[Work item] Return each line of the listing that has the word "JSON" in it.

[Extracted records]

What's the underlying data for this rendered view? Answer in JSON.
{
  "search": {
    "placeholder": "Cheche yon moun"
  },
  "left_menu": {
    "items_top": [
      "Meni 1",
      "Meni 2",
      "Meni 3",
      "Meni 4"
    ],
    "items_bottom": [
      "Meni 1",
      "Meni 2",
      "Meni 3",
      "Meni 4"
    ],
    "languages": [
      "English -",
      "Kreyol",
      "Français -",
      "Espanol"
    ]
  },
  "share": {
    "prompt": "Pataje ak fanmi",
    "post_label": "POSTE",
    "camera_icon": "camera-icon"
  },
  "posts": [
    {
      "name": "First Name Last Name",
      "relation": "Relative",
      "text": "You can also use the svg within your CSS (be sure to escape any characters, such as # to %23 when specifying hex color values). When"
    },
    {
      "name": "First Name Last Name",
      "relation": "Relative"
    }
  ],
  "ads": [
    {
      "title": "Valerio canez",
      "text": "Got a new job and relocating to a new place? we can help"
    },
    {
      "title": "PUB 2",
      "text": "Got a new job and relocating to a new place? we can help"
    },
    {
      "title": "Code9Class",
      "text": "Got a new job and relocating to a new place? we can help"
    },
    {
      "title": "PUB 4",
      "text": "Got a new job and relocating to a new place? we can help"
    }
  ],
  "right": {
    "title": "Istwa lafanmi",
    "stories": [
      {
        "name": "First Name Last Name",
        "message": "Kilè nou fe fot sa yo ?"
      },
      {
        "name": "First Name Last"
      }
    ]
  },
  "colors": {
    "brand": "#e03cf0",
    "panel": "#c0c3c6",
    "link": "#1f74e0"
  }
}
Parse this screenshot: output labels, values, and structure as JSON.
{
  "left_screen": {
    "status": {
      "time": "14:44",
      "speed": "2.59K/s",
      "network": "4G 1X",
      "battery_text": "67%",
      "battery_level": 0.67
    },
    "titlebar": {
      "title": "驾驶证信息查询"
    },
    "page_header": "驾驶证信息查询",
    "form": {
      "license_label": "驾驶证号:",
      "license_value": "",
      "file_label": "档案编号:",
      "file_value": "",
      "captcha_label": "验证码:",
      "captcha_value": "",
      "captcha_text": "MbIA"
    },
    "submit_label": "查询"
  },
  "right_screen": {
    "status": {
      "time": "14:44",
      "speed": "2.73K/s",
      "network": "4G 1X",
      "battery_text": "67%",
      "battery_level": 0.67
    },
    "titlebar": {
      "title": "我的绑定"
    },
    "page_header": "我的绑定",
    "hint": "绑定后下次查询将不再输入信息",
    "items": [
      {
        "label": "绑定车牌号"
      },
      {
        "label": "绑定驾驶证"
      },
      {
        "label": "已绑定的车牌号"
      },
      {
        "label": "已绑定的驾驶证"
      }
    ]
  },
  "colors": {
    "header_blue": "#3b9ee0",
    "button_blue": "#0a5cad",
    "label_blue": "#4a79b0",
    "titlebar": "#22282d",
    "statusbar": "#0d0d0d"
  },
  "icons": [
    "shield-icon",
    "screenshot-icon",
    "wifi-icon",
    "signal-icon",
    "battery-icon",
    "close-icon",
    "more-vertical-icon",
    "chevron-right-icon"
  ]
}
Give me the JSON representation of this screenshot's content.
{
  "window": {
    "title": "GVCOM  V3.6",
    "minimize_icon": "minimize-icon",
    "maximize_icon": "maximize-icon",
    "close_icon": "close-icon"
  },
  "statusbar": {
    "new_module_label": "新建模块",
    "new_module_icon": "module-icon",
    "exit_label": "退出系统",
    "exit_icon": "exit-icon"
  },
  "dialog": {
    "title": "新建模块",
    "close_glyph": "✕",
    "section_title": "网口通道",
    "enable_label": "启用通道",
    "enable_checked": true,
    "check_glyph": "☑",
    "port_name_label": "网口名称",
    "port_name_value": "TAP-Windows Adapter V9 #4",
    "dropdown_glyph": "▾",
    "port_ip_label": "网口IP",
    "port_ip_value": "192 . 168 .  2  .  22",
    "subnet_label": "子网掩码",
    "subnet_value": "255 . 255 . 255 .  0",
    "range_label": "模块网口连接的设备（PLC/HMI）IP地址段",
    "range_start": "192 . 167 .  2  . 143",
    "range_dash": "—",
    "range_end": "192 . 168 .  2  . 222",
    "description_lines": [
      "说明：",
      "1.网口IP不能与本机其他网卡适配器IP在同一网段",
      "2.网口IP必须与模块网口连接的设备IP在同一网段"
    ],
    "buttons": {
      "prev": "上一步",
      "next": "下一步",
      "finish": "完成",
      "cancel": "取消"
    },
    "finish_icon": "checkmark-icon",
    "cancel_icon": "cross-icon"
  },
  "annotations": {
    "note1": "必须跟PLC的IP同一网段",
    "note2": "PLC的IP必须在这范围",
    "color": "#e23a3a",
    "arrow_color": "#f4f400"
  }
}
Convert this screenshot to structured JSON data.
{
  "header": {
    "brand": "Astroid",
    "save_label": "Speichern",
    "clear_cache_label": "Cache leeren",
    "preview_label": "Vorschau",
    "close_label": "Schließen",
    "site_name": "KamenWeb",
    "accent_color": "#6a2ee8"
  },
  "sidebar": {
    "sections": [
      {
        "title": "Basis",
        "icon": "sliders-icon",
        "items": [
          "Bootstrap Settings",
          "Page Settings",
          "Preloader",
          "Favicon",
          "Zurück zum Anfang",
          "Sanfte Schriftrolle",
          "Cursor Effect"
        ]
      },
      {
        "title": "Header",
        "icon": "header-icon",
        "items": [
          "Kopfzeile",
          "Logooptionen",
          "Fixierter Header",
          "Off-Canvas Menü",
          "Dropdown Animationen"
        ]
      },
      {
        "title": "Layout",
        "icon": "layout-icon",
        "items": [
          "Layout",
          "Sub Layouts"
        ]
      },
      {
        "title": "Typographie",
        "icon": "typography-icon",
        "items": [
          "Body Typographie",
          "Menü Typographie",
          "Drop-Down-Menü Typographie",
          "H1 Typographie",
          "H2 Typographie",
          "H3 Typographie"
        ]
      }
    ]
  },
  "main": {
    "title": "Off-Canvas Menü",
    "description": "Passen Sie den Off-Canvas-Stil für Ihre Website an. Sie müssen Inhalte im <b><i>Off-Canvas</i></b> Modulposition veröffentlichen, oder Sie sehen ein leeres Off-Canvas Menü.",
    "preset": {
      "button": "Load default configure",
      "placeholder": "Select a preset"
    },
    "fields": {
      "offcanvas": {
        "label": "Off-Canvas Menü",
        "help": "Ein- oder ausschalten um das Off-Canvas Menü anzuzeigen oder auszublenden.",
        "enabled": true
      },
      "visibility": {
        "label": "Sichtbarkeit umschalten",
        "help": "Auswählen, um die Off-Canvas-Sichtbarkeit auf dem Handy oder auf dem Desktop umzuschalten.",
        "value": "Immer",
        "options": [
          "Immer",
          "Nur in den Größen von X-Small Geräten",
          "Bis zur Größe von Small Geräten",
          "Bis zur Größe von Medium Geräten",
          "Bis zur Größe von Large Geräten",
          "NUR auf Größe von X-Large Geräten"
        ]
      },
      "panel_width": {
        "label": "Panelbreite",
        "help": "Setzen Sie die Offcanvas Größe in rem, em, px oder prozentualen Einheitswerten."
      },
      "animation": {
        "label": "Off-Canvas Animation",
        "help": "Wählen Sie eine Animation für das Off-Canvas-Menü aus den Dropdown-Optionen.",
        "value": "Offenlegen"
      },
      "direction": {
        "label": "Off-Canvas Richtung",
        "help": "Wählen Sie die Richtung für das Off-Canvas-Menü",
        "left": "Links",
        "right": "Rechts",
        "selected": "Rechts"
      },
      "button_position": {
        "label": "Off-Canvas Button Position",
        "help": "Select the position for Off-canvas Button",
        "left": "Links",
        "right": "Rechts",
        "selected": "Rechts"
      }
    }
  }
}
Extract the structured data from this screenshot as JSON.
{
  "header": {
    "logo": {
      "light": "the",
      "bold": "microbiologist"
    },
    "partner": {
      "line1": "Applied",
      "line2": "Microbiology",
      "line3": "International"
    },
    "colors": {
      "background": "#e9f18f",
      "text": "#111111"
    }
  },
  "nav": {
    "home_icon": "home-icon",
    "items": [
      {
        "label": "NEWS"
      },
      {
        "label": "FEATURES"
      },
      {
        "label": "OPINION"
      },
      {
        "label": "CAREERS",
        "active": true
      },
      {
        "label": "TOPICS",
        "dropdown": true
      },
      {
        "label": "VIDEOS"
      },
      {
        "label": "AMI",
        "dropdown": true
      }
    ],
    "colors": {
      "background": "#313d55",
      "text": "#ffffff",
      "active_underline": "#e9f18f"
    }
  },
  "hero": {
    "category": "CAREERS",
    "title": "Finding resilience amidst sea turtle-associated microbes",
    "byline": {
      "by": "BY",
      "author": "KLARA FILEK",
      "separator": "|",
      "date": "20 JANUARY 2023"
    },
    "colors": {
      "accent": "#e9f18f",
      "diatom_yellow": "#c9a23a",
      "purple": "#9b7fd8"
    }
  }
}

[Output for this exercise]
What's the underlying data for this rendered view? Answer in JSON.
Parse this screenshot: output labels, values, and structure as JSON.
Give me the JSON representation of this screenshot's content.
Convert this screenshot to structured JSON data.
Extract the structured data from this screenshot as JSON.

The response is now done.